right/mandate to a public office may be fully resolved vis-a-vis the
popular/public will. To this end, it is important that the tribunal be allowed to
perform its functions as a constitutional body, unhampered by technicalities or
procedural play of words.
The case of Dimaporo v. Estipona (G.R. No. L-17358, May 30, 1961, 2 SCRA
282) relied upon by petitioner does not help to bolster his case because the
facts attendant therein are different from the case at bar. In the said case, the
motion to withdraw was favorably acted upon before the resolution thereon
was questioned.
As regards petitioner's Supplemental Petition questioning respondent
tribunal's resolution denying his motion to defer or reset revision of the
remaining seventy-five (75) per cent of the contested precincts, the same has
become academic in view of the fact that the revision was resumed on
February 20, 1989 and was terminated on March 2, 1989 (Private
Respondent's Memorandum, p. 208, Rollo). This fact was not rebutted by
petitioner.

The allegation of petitioner that he was deprived of due process when


respondent tribunal rendered a partial determination pursuant to Section 18 of
the HRET rules and found that Santos made a recovery of 267 votes after the

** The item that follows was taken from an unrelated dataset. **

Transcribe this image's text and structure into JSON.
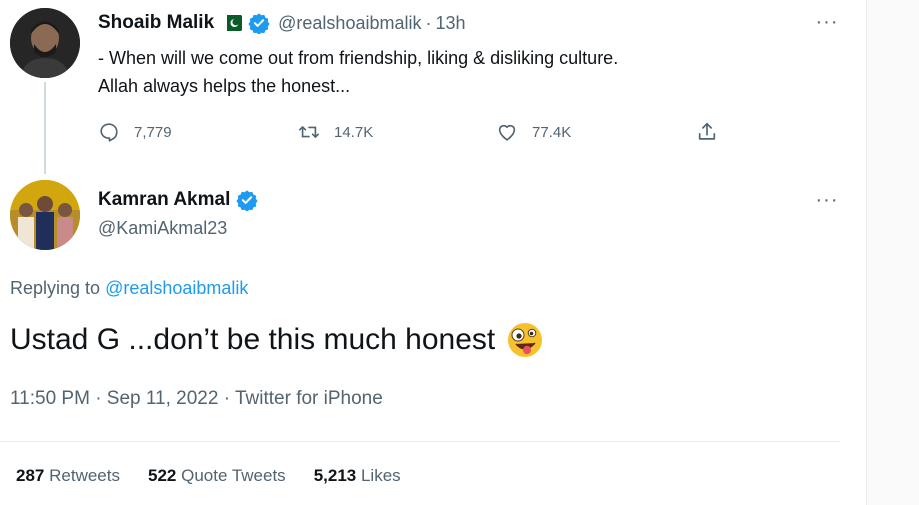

revision of the first twenty-five per cent of the contested precincts has
likewise, no basis. The partial determination was arrived at only by a simple
addition of the votes adjudicated to each party in the revision of which both
parties were properly represented.
It would not be amiss to state at this point that "an election protest is
impressed with public interest in the sense that the public is interested in
knowing what happened in the elections" (Dimaporo v. Estipona, supra.), for
this reason, private interests must yield to what is for the common good.
ACCORDINGLY, finding no grave abuse of discretion on the part of
respondent House of Representatives Electoral Tribunal in issuing the
assailed resolutions, the instant petition is DISMISSED.
SO ORDERED.
Narvasa, Paras, Gancayco, Padilla, Bidin, Sarmiento, Corts, Grio-Aquino
and Regalado, JJ., concur.
Fernan, C.J., Gutierrez, Jr., Melencio-Herrera, Cruz, and Felicano, JJ., took
no part.